by Jill Lepore, The New Yorker

There's a lot of different theories about how markets evolve, but that of disruptive innovation has proven quite popular over the last several decades. But if you ask Jill Lepore of the New Yorker it's an incomplete theory. While it's more than capable of explaining why businesses fail it doesn't really account for more complex changes. It's not like the theory of evolution, it's merely "an artifact of history." But it's still an interesting prism through which to view everything from the shift to 5.25-inch floppy disks to the downfall of the American auto industry.

Q&A with Larry Lessig on Why You Should Have Faith in Silicon Valley
by Nitasha Tiku, Valleywag

Larry Lessig is certainly one of the more interesting figures in technological activism. He's a Harvard law professor with a hand in everything from the Electronic Frontier Foundation, to the Free Software Foundation, and the Sunlight Foundation (plus countless other organizations. In this Q&A he talks about why he still has faith in Silicon Valley.

The Curse of Xanadu
by Gary Wolf, Wired

In 1960 Ted Nelson started building Xanadu, a massive project built around linked documents and hypertext. Yes, that hypertext that formed the backbone of the world wide web. An unfortunate series of events kept the project from actually being completed until this year. In this classic Wired story the history of the doomed project is recounted in painful detail.

Dr. Nicholas and Mr. Hyde
by Bethany McLean, Vanity Fair

The tech industry has more than its fair share of eccentric billionaires and out of control CEOs. But according to federal prosecutors, Henry Nicholas of Broadcom was a special case. The story involves financial maleficence, drugs, prostitutes and a secret lair under his Orange County mansion.

The Robots Running this Way
by Will Knight, MIT Technology Review

Before robots learned to run they first needed to learn to walk... and crawl... and hop.

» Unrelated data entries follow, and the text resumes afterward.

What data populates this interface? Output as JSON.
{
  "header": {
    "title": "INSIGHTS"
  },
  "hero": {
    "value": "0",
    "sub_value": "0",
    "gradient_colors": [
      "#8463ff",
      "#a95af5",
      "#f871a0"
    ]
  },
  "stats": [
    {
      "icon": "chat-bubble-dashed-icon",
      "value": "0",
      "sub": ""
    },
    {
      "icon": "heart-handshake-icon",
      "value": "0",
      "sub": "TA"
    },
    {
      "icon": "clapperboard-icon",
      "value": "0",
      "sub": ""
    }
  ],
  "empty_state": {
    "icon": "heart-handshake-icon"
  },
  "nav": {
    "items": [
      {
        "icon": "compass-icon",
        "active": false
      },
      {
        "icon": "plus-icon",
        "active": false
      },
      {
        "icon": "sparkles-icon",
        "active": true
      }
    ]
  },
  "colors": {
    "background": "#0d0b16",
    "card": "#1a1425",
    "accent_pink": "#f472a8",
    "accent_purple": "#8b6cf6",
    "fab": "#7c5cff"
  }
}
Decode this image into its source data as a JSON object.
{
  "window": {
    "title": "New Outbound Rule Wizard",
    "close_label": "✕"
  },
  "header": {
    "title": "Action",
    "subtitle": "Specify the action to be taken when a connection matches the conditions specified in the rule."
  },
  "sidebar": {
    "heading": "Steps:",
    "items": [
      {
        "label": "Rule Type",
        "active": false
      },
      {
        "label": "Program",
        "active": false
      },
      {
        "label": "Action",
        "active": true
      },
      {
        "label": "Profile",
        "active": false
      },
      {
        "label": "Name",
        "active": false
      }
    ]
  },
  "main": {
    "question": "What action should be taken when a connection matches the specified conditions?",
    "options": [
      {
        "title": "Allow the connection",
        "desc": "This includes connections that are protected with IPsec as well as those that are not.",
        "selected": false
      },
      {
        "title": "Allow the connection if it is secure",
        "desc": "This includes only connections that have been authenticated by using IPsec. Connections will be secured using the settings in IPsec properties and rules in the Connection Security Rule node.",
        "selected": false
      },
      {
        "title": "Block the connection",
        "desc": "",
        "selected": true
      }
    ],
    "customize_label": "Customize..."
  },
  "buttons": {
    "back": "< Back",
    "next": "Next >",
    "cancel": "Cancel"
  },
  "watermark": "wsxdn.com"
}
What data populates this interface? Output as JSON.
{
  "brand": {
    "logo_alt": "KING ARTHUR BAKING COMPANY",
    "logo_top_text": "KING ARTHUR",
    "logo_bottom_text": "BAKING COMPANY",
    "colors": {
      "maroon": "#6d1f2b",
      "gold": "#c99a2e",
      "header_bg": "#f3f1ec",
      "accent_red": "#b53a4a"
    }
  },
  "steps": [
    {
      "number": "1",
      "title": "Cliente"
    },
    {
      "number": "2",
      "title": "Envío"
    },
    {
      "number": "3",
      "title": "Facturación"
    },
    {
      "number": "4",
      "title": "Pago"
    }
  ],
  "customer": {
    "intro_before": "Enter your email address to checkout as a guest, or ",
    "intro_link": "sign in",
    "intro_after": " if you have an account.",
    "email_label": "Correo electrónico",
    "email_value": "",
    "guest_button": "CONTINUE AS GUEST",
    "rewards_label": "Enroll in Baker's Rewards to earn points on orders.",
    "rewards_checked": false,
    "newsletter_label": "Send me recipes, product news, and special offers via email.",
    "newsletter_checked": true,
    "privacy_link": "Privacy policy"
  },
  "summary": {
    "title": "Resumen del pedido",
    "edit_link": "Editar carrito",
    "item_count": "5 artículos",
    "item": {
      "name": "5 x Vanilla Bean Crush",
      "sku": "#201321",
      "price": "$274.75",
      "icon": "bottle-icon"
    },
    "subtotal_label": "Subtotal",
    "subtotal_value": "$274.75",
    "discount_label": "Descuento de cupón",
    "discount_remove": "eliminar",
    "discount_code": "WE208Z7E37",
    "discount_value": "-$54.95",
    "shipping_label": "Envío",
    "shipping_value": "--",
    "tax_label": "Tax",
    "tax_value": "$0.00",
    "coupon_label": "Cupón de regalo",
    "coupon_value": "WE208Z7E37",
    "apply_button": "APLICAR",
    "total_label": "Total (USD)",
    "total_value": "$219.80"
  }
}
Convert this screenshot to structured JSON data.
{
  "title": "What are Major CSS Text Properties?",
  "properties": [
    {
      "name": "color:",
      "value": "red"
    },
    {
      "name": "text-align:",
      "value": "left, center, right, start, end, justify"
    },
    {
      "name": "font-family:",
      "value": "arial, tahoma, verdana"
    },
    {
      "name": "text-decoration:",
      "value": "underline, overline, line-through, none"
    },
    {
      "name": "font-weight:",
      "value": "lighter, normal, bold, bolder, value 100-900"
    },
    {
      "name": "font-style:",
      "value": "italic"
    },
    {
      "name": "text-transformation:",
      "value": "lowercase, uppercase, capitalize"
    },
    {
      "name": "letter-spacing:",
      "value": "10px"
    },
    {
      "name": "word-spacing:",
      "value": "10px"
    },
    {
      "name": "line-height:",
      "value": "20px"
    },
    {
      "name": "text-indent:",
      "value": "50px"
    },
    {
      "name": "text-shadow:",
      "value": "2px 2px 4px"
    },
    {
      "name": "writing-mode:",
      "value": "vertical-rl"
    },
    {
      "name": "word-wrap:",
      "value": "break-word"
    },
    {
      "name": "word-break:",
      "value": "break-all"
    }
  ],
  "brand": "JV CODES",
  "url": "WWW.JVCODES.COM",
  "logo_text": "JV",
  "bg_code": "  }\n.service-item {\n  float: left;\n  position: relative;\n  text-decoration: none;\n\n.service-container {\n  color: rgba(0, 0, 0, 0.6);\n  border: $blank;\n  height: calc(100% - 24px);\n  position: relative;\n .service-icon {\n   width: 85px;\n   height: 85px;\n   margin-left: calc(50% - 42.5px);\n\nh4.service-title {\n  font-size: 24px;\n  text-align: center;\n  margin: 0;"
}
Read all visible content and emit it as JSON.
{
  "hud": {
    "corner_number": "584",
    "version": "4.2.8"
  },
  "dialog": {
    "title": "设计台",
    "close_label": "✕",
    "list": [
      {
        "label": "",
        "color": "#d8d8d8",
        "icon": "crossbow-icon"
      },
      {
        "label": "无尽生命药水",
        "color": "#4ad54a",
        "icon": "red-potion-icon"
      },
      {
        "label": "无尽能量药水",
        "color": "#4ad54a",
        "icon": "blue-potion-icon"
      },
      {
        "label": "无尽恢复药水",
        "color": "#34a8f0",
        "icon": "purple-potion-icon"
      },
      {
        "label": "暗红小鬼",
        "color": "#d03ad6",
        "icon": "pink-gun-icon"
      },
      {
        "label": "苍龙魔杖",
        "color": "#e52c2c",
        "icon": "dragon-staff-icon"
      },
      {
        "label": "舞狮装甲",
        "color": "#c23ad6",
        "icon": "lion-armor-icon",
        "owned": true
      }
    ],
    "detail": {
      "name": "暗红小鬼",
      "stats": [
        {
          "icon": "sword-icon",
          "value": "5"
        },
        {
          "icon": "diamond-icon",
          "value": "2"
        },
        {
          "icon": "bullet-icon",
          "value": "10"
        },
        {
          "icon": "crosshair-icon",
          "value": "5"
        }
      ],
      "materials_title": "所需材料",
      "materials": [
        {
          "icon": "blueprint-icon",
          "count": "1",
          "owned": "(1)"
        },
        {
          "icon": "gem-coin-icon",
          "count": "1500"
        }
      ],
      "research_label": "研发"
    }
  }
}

And, of course, DARPA and Boston Dynamics have been at the forefront of that research.